Tcan a simple and ancient material like ceramics be more fascinating? Today there are a large number of artists or designers who design according to the logic of experimentation on this material and contamination with other elements, one of them is a young Israeli designer of 25 years who realized the CeraMetal collection. So without further delay I present to you CeraMetal: interview with designer Einat Kirschner.
Personally I prefer the minimalist style, total white, if it has unusual and theatrical shapes I have already won at first glance, If then also meets the tactile sense for me did jackpot. Einat Kirschner recently graduated Holon Institute of Technology (H.I.T) in Israel has created a collection named CeraMetal, I have to say I was immediately conquered. You don't find that seem wonderful natural contamination? As if a form of primordial life trying to dominate pure matter. The result is a spectacular form of product between art and technique application.
CeraMetal: interview with designer Einat Kirschner
Q: Why did you choose to become a designer?
A: I've been passionate about art and design my whole life, so it was natural to make this my profession.
Q: What are your influences in design, which designers inspire you the most?
A: I like to look at the little things around us that are mostly overlooked and draw inspiration from them. In this project (CeraMetal) I was mainly influenced by Japanease design and the Wabi Sabi theory that claims that all things are incomplete, but are in a constant state of formation or decay.
Q: What is the best time of day to design?
A: No such thing. I design when I’m inspired which can happen at any time.
Q: Until now, what is the project that gave you the most satisfaction?

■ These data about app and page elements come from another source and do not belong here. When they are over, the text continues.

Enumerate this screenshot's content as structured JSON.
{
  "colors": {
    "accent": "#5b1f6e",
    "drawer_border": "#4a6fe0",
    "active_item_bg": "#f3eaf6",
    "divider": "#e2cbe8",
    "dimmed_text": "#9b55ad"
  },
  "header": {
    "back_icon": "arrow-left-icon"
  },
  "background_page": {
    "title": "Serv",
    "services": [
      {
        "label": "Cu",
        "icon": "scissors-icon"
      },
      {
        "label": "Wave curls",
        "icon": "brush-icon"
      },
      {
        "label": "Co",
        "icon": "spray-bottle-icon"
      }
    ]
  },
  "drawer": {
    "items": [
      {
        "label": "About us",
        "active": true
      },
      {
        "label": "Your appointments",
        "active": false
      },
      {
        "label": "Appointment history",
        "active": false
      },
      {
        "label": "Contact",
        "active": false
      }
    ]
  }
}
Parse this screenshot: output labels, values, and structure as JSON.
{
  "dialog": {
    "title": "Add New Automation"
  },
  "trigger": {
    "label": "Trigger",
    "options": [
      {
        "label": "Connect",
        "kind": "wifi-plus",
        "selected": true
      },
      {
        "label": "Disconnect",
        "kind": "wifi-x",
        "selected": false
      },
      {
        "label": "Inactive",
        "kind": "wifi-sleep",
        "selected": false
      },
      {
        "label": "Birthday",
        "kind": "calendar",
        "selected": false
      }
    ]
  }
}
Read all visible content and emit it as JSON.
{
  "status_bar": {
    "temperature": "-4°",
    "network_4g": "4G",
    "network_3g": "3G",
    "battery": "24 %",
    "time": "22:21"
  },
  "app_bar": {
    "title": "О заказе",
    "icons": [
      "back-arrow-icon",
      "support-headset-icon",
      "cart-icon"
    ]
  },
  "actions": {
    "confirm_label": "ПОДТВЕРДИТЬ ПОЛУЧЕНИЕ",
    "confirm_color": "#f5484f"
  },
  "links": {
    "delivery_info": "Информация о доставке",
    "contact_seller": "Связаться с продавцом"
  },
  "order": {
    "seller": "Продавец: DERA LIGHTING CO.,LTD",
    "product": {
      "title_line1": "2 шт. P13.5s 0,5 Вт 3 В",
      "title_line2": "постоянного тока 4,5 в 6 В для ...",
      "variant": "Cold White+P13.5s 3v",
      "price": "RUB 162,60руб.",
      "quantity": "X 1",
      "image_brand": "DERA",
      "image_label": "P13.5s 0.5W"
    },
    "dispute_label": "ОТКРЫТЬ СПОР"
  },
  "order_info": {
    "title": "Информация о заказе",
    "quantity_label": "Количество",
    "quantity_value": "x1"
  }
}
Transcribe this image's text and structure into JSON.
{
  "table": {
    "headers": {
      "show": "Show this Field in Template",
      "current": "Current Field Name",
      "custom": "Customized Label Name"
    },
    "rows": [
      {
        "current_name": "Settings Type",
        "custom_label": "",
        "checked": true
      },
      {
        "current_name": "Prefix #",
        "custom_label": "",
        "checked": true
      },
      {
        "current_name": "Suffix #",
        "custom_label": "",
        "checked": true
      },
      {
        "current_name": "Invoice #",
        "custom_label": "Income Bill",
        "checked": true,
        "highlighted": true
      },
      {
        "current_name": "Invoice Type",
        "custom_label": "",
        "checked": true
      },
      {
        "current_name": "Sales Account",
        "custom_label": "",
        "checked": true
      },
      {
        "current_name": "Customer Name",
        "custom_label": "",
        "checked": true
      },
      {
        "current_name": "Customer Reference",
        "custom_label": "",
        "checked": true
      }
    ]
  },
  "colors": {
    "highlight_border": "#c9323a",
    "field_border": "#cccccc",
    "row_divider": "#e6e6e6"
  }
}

A: Besides “CeraMetal”, I think that would be my “LightGuard” lamp (here). It was done during my third year of studies. I took on a task which at the time felt way over my head and there was a big risk of failure. But luckily I insisted on going forward with it and after a lot of hard work it paid off and the project was a success.
Q: I see that you also work as a graphic designer, what pushed you to embark on a “double road”?
A: I’ve been working as a graphic designer since high school, so when it was time to choose what I wanted to study for my first degree, I decided to branch out and choose somthing different. Industrial design gave me a chance to get to know the 3D world better and opened my eyes to a whole new way of looking at design.
Q: I’m literally in love with Cerametal! Tell us what it is.
A: CeraMetal is my final project for my industrial design degree. It’s a research project which examined different techniques of combining metal powders and ceramics. The two materials were combined due to their similar processing methods andheating temperatures. After examining many different techniques and materials, two of them were chosen due to their unique organic aesthetic.
The first uses magnets to shape iron powder resulting in fascinating forms that look as if taken from an underwater scene. Although seeming fragile to the touch, these shapes are strong thanks to the ceramic material. The orange color comes from the corrosion of the iron powder and gives this technique an even more organic feel.
The second example involves melting of copper powder. This technique gives the ceramic an eroded effect as the melted copper melts the ceramic and slightly changes its original shape.
Each technique is demonstrated on a series of objects showing its versatility.
Q: How did you get the idea to combine two different materials?
A: I knew I wanted to work with metal powder for my final project since I was curious what can be done with this material. Since I’ve worked with this material before on a different design (here) I wanted to take it to a new level, so I decided to combine it with another material in order to create a new material altogether with its own unique qualities.
Q: How much research did you face to get a similar result?
A: The main part of this project was the research. When you work on a material based project you never know what the end result will be. I didn’t even know if the combination of the materials would bring out something interesting. In total I created over 200 material tests before continuing to the final design of the different vessels which in itself is a whole other research proccess.
Q: What will you want to design when you grow up? Where do you see yourself in 20 years?
A: Hopefully with my own design studio creating beautiful objects.
Q: What advice would you give to a very young student who wants to become a designer?
A: Be brave, do things you’ve never done before, never stay in your comfort zone. Only that way you will be able to learn new things and become a better designer.
Visit homepage of designers to see her projects: einatkir.wix.com